In the seasonally adjusted series, retail trade fell 0.4% in relation to September (-0.2% when taking its expanded concept, which includes motor vehicles, auto parts and construction material), services stood still, varying 0.1%, and the industry, which went a little further, increased production by only +0.5%.
In summary, the last quarter of the year began with no signs of stronger economic growth. The Central Bank's IBC-Br indicator, which acts as a proxy for GDP, registered stagnation in October, changing 0.02% from the previous month (seasonal effects eliminated).
Thus, the picture in the second half of the year up to October remains as one of loss of momentum, at least for retail and the industry, compared to the first half of 2018 and even more in relation to the second half of 2017. Services escape the rule, but it is worth emphasizing that the sector is only now leaving the crisis behind, especially from Aug/18. That is, services are lagging behind the other sectors.
In Jul–Oct/18, industrial production increased +1.2% against the same period of last year, half the rate achieved in the first six months of 2018 (+2.2%) and almost ¼ of the growth rate of the second part of 2017 (+4.1%). The main drivers of this evolution were semi-durable and non-durable consumer goods, which returned to the red (-0.2% in Jul–Oct/18) and intermediate goods, with a notable deceleration (+0.5%), expressing a loss of dynamism in the sector as a whole.
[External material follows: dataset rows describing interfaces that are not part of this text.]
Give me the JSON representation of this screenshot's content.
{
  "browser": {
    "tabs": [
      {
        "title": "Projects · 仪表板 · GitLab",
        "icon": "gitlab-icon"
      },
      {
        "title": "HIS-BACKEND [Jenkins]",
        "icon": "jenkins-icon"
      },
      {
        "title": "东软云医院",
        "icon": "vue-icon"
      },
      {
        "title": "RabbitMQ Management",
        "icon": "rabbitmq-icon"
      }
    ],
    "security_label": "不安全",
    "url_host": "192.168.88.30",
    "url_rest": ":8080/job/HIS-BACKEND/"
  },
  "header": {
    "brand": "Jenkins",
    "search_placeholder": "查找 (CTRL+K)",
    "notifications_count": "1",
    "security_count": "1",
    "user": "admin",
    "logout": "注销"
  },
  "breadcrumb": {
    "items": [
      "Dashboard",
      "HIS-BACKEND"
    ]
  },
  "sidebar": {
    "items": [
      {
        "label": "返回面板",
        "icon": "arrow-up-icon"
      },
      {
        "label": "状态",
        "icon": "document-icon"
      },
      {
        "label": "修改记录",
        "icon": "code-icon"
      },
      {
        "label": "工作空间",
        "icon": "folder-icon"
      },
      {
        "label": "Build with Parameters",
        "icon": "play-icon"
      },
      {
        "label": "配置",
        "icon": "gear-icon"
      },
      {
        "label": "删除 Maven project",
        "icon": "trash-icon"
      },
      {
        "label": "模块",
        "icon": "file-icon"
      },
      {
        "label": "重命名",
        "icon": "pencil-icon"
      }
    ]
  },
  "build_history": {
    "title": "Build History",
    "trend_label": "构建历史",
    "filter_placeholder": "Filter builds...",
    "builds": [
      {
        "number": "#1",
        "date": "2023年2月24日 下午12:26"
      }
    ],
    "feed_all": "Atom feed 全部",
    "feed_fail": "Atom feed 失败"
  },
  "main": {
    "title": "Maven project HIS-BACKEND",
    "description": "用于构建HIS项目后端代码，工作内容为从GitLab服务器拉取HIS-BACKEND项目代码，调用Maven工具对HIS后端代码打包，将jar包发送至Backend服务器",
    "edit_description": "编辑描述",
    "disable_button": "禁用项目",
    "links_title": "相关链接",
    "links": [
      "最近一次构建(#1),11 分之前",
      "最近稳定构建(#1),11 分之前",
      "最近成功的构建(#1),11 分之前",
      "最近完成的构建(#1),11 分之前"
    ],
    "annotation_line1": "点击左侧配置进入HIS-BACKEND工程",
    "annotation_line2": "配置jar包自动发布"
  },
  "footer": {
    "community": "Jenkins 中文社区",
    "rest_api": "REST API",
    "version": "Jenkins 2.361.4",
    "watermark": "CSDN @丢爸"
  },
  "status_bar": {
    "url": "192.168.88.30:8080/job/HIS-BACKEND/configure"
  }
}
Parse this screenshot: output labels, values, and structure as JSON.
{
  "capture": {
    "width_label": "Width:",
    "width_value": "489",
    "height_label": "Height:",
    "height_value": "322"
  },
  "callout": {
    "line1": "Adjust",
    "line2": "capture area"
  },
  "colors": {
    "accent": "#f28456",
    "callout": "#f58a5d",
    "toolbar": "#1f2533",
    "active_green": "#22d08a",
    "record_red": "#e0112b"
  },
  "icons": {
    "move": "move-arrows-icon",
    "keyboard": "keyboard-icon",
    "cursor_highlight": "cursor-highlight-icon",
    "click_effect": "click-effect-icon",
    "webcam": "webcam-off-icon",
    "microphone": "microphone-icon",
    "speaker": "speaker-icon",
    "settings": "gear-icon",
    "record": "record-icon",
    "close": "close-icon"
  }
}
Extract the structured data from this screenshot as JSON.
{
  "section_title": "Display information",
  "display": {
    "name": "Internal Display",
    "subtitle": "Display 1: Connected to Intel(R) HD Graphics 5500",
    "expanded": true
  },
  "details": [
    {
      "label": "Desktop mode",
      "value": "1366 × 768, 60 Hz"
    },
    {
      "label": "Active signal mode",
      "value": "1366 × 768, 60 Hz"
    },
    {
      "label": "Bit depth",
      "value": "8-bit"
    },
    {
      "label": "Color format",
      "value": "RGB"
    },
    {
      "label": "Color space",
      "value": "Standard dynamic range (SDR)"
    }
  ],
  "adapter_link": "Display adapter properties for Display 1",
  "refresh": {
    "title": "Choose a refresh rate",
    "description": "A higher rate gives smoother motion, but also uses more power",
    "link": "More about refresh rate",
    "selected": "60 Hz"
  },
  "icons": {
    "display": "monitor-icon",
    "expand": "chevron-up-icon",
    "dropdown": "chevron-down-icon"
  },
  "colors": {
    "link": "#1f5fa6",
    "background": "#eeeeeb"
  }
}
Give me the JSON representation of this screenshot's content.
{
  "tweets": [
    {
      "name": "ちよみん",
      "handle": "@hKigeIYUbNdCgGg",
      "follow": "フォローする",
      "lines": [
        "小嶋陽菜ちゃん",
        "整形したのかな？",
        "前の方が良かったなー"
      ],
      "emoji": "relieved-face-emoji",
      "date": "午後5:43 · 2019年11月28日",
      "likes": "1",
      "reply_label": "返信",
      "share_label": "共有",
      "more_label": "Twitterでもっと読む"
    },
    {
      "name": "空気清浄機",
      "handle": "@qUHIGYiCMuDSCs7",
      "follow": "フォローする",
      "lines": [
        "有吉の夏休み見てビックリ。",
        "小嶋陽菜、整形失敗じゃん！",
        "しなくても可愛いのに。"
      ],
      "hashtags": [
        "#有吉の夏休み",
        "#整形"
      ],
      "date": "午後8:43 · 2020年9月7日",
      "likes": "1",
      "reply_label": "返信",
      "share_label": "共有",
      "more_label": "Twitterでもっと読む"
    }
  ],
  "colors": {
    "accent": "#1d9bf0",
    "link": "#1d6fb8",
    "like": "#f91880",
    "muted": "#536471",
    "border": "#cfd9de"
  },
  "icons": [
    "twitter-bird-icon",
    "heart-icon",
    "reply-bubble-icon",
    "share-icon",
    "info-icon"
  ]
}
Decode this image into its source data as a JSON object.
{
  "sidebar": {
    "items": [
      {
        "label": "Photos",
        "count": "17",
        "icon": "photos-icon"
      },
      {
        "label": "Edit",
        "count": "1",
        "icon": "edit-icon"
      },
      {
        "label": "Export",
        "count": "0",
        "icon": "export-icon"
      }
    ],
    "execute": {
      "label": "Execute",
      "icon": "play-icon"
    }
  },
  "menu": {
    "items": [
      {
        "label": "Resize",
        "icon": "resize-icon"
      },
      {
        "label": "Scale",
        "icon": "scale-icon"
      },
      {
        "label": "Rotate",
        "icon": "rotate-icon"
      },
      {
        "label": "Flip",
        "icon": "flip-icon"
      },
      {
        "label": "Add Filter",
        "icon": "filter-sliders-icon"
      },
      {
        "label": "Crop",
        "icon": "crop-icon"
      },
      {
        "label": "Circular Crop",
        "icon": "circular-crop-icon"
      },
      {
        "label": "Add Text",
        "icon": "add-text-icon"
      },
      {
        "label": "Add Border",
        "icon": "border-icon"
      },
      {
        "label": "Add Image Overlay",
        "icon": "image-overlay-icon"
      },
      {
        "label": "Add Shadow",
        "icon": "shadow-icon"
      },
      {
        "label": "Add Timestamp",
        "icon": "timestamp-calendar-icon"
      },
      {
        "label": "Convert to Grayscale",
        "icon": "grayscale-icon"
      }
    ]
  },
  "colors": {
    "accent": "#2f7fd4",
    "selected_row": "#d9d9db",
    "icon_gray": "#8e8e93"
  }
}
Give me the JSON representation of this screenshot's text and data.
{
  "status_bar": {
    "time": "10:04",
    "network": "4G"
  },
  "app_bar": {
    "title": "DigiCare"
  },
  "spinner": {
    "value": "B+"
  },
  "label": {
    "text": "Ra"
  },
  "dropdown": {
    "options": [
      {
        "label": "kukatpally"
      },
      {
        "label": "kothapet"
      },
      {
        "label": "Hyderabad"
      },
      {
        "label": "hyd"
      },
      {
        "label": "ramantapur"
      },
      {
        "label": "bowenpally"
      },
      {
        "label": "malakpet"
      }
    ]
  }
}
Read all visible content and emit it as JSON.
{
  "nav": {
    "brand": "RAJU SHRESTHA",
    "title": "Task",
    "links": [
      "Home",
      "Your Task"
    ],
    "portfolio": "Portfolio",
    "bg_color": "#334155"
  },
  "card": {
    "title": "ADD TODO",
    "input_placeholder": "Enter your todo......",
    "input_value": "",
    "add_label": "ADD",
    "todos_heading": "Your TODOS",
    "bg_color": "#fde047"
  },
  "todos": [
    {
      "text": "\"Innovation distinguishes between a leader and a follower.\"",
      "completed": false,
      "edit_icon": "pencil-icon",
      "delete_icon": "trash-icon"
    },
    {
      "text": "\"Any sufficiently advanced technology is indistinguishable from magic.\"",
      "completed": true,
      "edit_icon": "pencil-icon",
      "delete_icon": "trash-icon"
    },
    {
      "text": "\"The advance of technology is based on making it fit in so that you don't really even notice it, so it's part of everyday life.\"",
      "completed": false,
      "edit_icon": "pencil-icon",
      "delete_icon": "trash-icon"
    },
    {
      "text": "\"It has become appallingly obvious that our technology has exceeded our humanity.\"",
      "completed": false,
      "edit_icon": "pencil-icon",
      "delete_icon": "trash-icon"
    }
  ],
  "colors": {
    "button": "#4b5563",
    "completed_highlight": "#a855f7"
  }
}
Regionally, São Paulo's performance was also negative: -1.5% in Jul–Oct/18, which causes concern for the recovery of the industry as a whole, since the state's industrial park is the largest and most diversified in the country. However, São Paulo is not alone in the red. It was also the case of Amazonas, Minas Gerais and Goiás, while other areas, such as Rio de Janeiro, had positive but weak results.
Real retail sales followed the same path as industrial production and went from a +4.2% high in the second half of 2017 to +2.9% in the first six months of 2018 and, finally, to only +1.3% in Jul–Oct/18 compared to the same period of the previous year. Taking its expanded concept, the evolution was: +7.6%, +5.8% and +4.6%, respectively.
This general path results from a very widespread process throughout the different segments of retail. This may indicate consumption is going through a more general loss of dynamism, reaching both expenditures based on the current income of the population as well as those dependent on credit.
Two retail segments suffered a strong reversal of trajectory and contracted again in Jul–Oct/18: furniture and household appliances (-3.5%), textiles, clothing and footwear (-0.3%, and -3.6% in Jan–Jun/18). Growth in sales of construction material also dropped sharply and fuel and lubricants remained in the red. To a large extent, these were the segments that pulled retail dynamism down.
As for services, they have been moving in the opposite direction and may finish 2018 with stability, putting an end to its recent period of crisis. In Jul–Oct/18, the sector recorded a revenue gain: for now, it was only +0.9%, but enough to cope with the decline of the same magnitude seen in the first half of the year.
Most of its segments also started to grow again in the year-on-year comparison of Jul–Oct/18. The only exception was professional, administrative and complementary services, usually demanded by businesses. It is still positive, however, that their decline is diminishing, reaching -1.2% in Jul–Oct/18.
As the service sector is labor-intensive, its less adverse picture is a sign of favorable overall employment in the country, even though it has still much to recover. However, the sector is also known to generate predominantly informal and low income jobs in many of its segments, which restricts the domestic market's expansion.